    It IS who you know when placing a song but if you’re not ready to show what you’ve got you need to get your music to that point.
    A no holds barred version of your best creation with no excuses given when you play the song to someone.
    If you are sure your song is BETTER than what you hear on the radio then you are ready.
    I remember talking to my Nashville friend when he was working for the largest publishing company in the world. He said he and his staff would listen to thousands of submissions a week and he said you were lucky to get one song in 10,000 that would be a consideration to pitch to artists. These were songs that had already been somewhat filtered before submission.
    In the country music business, my friend is still in the top twenty people in powerful positions in the industry and if you ever had a chance to talk with him you would see that the business at this level has people that are still truly passionate about there work. He has been involved in over a 1000 hit songs and now produces new country artists for a major label. When you get as far as having him produce you, there is probably no stopping your huge success. He is very rarely wrong. He doesn’t have time to get involved with songwriters that are not country and his passion is the country music business.
    Find someone that has this kind of passion for your music and you are almost there.
    When he used to listen to my songs he would say, “You were born with what makes your songs stand out, but just keep writing”.
    For whatever reasons I have come up with over time, I still have only a handful of songs that I’ve written (less than 40). Some made onto daytime TV shows and one was held by a member of “Chicago” for 2 years but never got recorded.
    Now I’m releasing singles on Jango and finding out how hard it is to get people’s attention if you are an unknown.
    The next song I release I’m going to put the hook at the very beginning of the song because I think I have 5 seconds before they click the “next” button.
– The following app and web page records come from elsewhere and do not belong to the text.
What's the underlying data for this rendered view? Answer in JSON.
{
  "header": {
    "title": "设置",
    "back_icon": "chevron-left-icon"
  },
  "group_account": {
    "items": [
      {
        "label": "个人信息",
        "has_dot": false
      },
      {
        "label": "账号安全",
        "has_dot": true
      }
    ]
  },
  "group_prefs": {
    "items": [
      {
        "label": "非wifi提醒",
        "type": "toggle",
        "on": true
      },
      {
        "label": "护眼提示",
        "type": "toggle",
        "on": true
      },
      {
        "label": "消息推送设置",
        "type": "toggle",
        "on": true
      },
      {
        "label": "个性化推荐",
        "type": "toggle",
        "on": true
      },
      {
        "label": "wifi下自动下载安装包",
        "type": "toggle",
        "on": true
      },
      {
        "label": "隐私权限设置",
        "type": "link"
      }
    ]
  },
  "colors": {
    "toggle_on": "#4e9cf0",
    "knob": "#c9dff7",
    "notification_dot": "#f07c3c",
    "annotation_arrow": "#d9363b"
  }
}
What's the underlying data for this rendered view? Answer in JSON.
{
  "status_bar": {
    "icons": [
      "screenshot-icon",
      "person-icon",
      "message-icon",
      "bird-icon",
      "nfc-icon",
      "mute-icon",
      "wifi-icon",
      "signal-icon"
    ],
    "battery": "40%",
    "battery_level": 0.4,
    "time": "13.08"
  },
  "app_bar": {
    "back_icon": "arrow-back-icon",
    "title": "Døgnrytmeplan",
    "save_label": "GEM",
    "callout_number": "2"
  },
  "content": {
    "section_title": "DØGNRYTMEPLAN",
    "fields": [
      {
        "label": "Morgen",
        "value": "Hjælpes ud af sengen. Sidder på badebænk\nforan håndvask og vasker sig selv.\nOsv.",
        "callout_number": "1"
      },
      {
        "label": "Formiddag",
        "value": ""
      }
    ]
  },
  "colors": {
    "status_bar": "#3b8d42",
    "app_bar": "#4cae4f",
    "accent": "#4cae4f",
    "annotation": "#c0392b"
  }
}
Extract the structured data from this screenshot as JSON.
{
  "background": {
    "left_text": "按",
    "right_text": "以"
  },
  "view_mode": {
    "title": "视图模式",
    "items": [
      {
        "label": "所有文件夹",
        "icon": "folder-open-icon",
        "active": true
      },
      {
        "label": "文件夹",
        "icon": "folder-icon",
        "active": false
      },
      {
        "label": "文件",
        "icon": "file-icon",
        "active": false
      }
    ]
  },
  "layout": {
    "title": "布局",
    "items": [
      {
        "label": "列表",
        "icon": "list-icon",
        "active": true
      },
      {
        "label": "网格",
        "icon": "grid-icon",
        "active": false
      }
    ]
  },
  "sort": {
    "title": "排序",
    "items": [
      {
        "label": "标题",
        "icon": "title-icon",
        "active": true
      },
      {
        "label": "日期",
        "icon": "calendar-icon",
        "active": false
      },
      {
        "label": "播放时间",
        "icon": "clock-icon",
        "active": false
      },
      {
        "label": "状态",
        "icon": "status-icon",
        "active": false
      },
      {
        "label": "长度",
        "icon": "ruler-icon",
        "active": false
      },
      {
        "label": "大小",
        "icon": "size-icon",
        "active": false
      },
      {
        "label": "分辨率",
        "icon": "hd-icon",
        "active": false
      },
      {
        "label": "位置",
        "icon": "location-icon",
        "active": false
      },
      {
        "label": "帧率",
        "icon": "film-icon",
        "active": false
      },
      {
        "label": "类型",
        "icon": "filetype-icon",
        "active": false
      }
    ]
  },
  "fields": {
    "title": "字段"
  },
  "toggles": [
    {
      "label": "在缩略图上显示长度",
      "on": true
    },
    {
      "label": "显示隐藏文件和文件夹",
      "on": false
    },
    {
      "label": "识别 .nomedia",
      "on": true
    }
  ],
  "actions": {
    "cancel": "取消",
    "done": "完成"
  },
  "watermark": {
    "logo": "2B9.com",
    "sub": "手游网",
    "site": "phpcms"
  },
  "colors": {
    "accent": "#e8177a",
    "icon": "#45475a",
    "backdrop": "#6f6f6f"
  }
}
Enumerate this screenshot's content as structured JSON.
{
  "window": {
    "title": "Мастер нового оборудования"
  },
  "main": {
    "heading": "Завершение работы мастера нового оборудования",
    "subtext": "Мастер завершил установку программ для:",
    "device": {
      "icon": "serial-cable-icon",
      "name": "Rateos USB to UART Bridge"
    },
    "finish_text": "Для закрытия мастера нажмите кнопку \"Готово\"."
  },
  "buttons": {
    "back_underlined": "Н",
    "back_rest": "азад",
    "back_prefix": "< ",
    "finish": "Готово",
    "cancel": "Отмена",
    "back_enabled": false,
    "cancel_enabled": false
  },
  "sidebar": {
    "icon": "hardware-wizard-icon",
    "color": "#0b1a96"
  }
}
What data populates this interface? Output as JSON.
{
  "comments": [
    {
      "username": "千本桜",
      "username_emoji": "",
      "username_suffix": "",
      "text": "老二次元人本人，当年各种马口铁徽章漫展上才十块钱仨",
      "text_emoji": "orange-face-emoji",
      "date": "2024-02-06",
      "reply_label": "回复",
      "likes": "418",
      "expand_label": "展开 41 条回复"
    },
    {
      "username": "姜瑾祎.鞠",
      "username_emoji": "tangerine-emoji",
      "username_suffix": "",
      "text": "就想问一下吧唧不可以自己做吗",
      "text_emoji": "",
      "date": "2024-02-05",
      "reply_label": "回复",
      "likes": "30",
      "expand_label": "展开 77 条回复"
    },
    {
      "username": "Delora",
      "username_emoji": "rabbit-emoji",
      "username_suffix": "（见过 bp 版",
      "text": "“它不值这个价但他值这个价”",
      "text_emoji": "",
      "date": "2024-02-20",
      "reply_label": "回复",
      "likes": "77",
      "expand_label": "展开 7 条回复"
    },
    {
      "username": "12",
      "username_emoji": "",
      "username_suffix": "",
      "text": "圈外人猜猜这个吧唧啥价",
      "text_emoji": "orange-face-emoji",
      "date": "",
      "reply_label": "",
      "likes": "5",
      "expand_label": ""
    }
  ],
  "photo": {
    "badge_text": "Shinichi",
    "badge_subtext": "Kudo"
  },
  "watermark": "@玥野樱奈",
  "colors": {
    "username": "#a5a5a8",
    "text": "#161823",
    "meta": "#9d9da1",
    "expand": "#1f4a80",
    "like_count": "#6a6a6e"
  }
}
    Tom Selden

  • nathan

    songwriters and all star like all my album call nathan carmola dynamite i want to join this records universal this is all messg.